→ **WHAT IS EXPECTED**: Print out all of the records exactly; no picture belongs in the result.

→ **RECORDED DATA**:
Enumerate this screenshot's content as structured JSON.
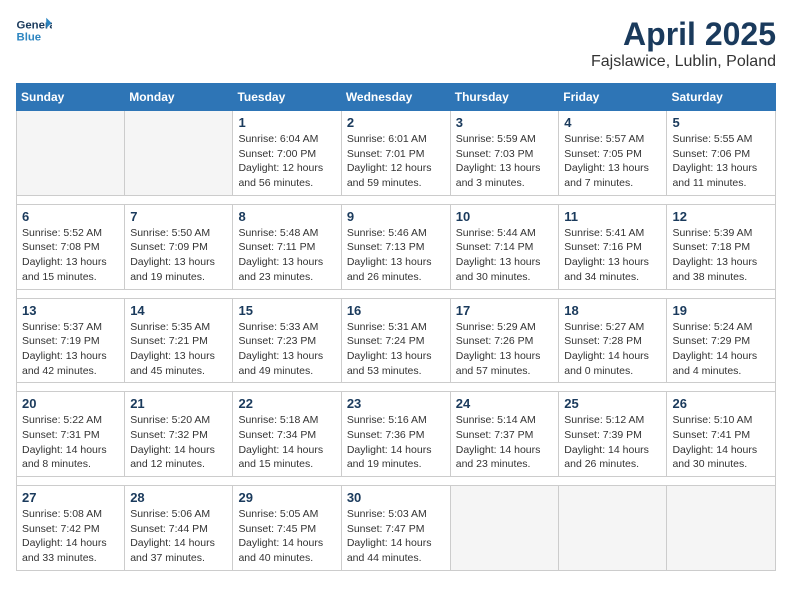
{
  "header": {
    "logo_line1": "General",
    "logo_line2": "Blue",
    "month": "April 2025",
    "location": "Fajslawice, Lublin, Poland"
  },
  "weekdays": [
    "Sunday",
    "Monday",
    "Tuesday",
    "Wednesday",
    "Thursday",
    "Friday",
    "Saturday"
  ],
  "weeks": [
    [
      {
        "day": "",
        "info": ""
      },
      {
        "day": "",
        "info": ""
      },
      {
        "day": "1",
        "info": "Sunrise: 6:04 AM\nSunset: 7:00 PM\nDaylight: 12 hours\nand 56 minutes."
      },
      {
        "day": "2",
        "info": "Sunrise: 6:01 AM\nSunset: 7:01 PM\nDaylight: 12 hours\nand 59 minutes."
      },
      {
        "day": "3",
        "info": "Sunrise: 5:59 AM\nSunset: 7:03 PM\nDaylight: 13 hours\nand 3 minutes."
      },
      {
        "day": "4",
        "info": "Sunrise: 5:57 AM\nSunset: 7:05 PM\nDaylight: 13 hours\nand 7 minutes."
      },
      {
        "day": "5",
        "info": "Sunrise: 5:55 AM\nSunset: 7:06 PM\nDaylight: 13 hours\nand 11 minutes."
      }
    ],
    [
      {
        "day": "6",
        "info": "Sunrise: 5:52 AM\nSunset: 7:08 PM\nDaylight: 13 hours\nand 15 minutes."
      },
      {
        "day": "7",
        "info": "Sunrise: 5:50 AM\nSunset: 7:09 PM\nDaylight: 13 hours\nand 19 minutes."
      },
      {
        "day": "8",
        "info": "Sunrise: 5:48 AM\nSunset: 7:11 PM\nDaylight: 13 hours\nand 23 minutes."
      },
      {
        "day": "9",
        "info": "Sunrise: 5:46 AM\nSunset: 7:13 PM\nDaylight: 13 hours\nand 26 minutes."
      },
      {
        "day": "10",
        "info": "Sunrise: 5:44 AM\nSunset: 7:14 PM\nDaylight: 13 hours\nand 30 minutes."
      },
      {
        "day": "11",
        "info": "Sunrise: 5:41 AM\nSunset: 7:16 PM\nDaylight: 13 hours\nand 34 minutes."
      },
      {
        "day": "12",
        "info": "Sunrise: 5:39 AM\nSunset: 7:18 PM\nDaylight: 13 hours\nand 38 minutes."
      }
    ],
    [
      {
        "day": "13",
        "info": "Sunrise: 5:37 AM\nSunset: 7:19 PM\nDaylight: 13 hours\nand 42 minutes."
      },
      {
        "day": "14",
        "info": "Sunrise: 5:35 AM\nSunset: 7:21 PM\nDaylight: 13 hours\nand 45 minutes."
      },
      {
        "day": "15",
        "info": "Sunrise: 5:33 AM\nSunset: 7:23 PM\nDaylight: 13 hours\nand 49 minutes."
      },
      {
        "day": "16",
        "info": "Sunrise: 5:31 AM\nSunset: 7:24 PM\nDaylight: 13 hours\nand 53 minutes."
      },
      {
        "day": "17",
        "info": "Sunrise: 5:29 AM\nSunset: 7:26 PM\nDaylight: 13 hours\nand 57 minutes."
      },
      {
        "day": "18",
        "info": "Sunrise: 5:27 AM\nSunset: 7:28 PM\nDaylight: 14 hours\nand 0 minutes."
      },
      {
        "day": "19",
        "info": "Sunrise: 5:24 AM\nSunset: 7:29 PM\nDaylight: 14 hours\nand 4 minutes."
      }
    ],
    [
      {
        "day": "20",
        "info": "Sunrise: 5:22 AM\nSunset: 7:31 PM\nDaylight: 14 hours\nand 8 minutes."
      },
      {
        "day": "21",
        "info": "Sunrise: 5:20 AM\nSunset: 7:32 PM\nDaylight: 14 hours\nand 12 minutes."
      },
      {
        "day": "22",
        "info": "Sunrise: 5:18 AM\nSunset: 7:34 PM\nDaylight: 14 hours\nand 15 minutes."
      },
      {
        "day": "23",
        "info": "Sunrise: 5:16 AM\nSunset: 7:36 PM\nDaylight: 14 hours\nand 19 minutes."
      },
      {
        "day": "24",
        "info": "Sunrise: 5:14 AM\nSunset: 7:37 PM\nDaylight: 14 hours\nand 23 minutes."
      },
      {
        "day": "25",
        "info": "Sunrise: 5:12 AM\nSunset: 7:39 PM\nDaylight: 14 hours\nand 26 minutes."
      },
      {
        "day": "26",
        "info": "Sunrise: 5:10 AM\nSunset: 7:41 PM\nDaylight: 14 hours\nand 30 minutes."
      }
    ],
    [
      {
        "day": "27",
        "info": "Sunrise: 5:08 AM\nSunset: 7:42 PM\nDaylight: 14 hours\nand 33 minutes."
      },
      {
        "day": "28",
        "info": "Sunrise: 5:06 AM\nSunset: 7:44 PM\nDaylight: 14 hours\nand 37 minutes."
      },
      {
        "day": "29",
        "info": "Sunrise: 5:05 AM\nSunset: 7:45 PM\nDaylight: 14 hours\nand 40 minutes."
      },
      {
        "day": "30",
        "info": "Sunrise: 5:03 AM\nSunset: 7:47 PM\nDaylight: 14 hours\nand 44 minutes."
      },
      {
        "day": "",
        "info": ""
      },
      {
        "day": "",
        "info": ""
      },
      {
        "day": "",
        "info": ""
      }
    ]
  ]
}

→ **RESPONSE TO THIS EXERCISE**:
Enumerate this screenshot's content as structured JSON.
{
  "header": {
    "logo_line1": "General",
    "logo_line2": "Blue",
    "month": "April 2025",
    "location": "Fajslawice, Lublin, Poland"
  },
  "weekdays": [
    "Sunday",
    "Monday",
    "Tuesday",
    "Wednesday",
    "Thursday",
    "Friday",
    "Saturday"
  ],
  "weeks": [
    [
      {
        "day": "",
        "info": ""
      },
      {
        "day": "",
        "info": ""
      },
      {
        "day": "1",
        "info": "Sunrise: 6:04 AM\nSunset: 7:00 PM\nDaylight: 12 hours\nand 56 minutes."
      },
      {
        "day": "2",
        "info": "Sunrise: 6:01 AM\nSunset: 7:01 PM\nDaylight: 12 hours\nand 59 minutes."
      },
      {
        "day": "3",
        "info": "Sunrise: 5:59 AM\nSunset: 7:03 PM\nDaylight: 13 hours\nand 3 minutes."
      },
      {
        "day": "4",
        "info": "Sunrise: 5:57 AM\nSunset: 7:05 PM\nDaylight: 13 hours\nand 7 minutes."
      },
      {
        "day": "5",
        "info": "Sunrise: 5:55 AM\nSunset: 7:06 PM\nDaylight: 13 hours\nand 11 minutes."
      }
    ],
    [
      {
        "day": "6",
        "info": "Sunrise: 5:52 AM\nSunset: 7:08 PM\nDaylight: 13 hours\nand 15 minutes."
      },
      {
        "day": "7",
        "info": "Sunrise: 5:50 AM\nSunset: 7:09 PM\nDaylight: 13 hours\nand 19 minutes."
      },
      {
        "day": "8",
        "info": "Sunrise: 5:48 AM\nSunset: 7:11 PM\nDaylight: 13 hours\nand 23 minutes."
      },
      {
        "day": "9",
        "info": "Sunrise: 5:46 AM\nSunset: 7:13 PM\nDaylight: 13 hours\nand 26 minutes."
      },
      {
        "day": "10",
        "info": "Sunrise: 5:44 AM\nSunset: 7:14 PM\nDaylight: 13 hours\nand 30 minutes."
      },
      {
        "day": "11",
        "info": "Sunrise: 5:41 AM\nSunset: 7:16 PM\nDaylight: 13 hours\nand 34 minutes."
      },
      {
        "day": "12",
        "info": "Sunrise: 5:39 AM\nSunset: 7:18 PM\nDaylight: 13 hours\nand 38 minutes."
      }
    ],
    [
      {
        "day": "13",
        "info": "Sunrise: 5:37 AM\nSunset: 7:19 PM\nDaylight: 13 hours\nand 42 minutes."
      },
      {
        "day": "14",
        "info": "Sunrise: 5:35 AM\nSunset: 7:21 PM\nDaylight: 13 hours\nand 45 minutes."
      },
      {
        "day": "15",
        "info": "Sunrise: 5:33 AM\nSunset: 7:23 PM\nDaylight: 13 hours\nand 49 minutes."
      },
      {
        "day": "16",
        "info": "Sunrise: 5:31 AM\nSunset: 7:24 PM\nDaylight: 13 hours\nand 53 minutes."
      },
      {
        "day": "17",
        "info": "Sunrise: 5:29 AM\nSunset: 7:26 PM\nDaylight: 13 hours\nand 57 minutes."
      },
      {
        "day": "18",
        "info": "Sunrise: 5:27 AM\nSunset: 7:28 PM\nDaylight: 14 hours\nand 0 minutes."
      },
      {
        "day": "19",
        "info": "Sunrise: 5:24 AM\nSunset: 7:29 PM\nDaylight: 14 hours\nand 4 minutes."
      }
    ],
    [
      {
        "day": "20",
        "info": "Sunrise: 5:22 AM\nSunset: 7:31 PM\nDaylight: 14 hours\nand 8 minutes."
      },
      {
        "day": "21",
        "info": "Sunrise: 5:20 AM\nSunset: 7:32 PM\nDaylight: 14 hours\nand 12 minutes."
      },
      {
        "day": "22",
        "info": "Sunrise: 5:18 AM\nSunset: 7:34 PM\nDaylight: 14 hours\nand 15 minutes."
      },
      {
        "day": "23",
        "info": "Sunrise: 5:16 AM\nSunset: 7:36 PM\nDaylight: 14 hours\nand 19 minutes."
      },
      {
        "day": "24",
        "info": "Sunrise: 5:14 AM\nSunset: 7:37 PM\nDaylight: 14 hours\nand 23 minutes."
      },
      {
        "day": "25",
        "info": "Sunrise: 5:12 AM\nSunset: 7:39 PM\nDaylight: 14 hours\nand 26 minutes."
      },
      {
        "day": "26",
        "info": "Sunrise: 5:10 AM\nSunset: 7:41 PM\nDaylight: 14 hours\nand 30 minutes."
      }
    ],
    [
      {
        "day": "27",
        "info": "Sunrise: 5:08 AM\nSunset: 7:42 PM\nDaylight: 14 hours\nand 33 minutes."
      },
      {
        "day": "28",
        "info": "Sunrise: 5:06 AM\nSunset: 7:44 PM\nDaylight: 14 hours\nand 37 minutes."
      },
      {
        "day": "29",
        "info": "Sunrise: 5:05 AM\nSunset: 7:45 PM\nDaylight: 14 hours\nand 40 minutes."
      },
      {
        "day": "30",
        "info": "Sunrise: 5:03 AM\nSunset: 7:47 PM\nDaylight: 14 hours\nand 44 minutes."
      },
      {
        "day": "",
        "info": ""
      },
      {
        "day": "",
        "info": ""
      },
      {
        "day": "",
        "info": ""
      }
    ]
  ]
}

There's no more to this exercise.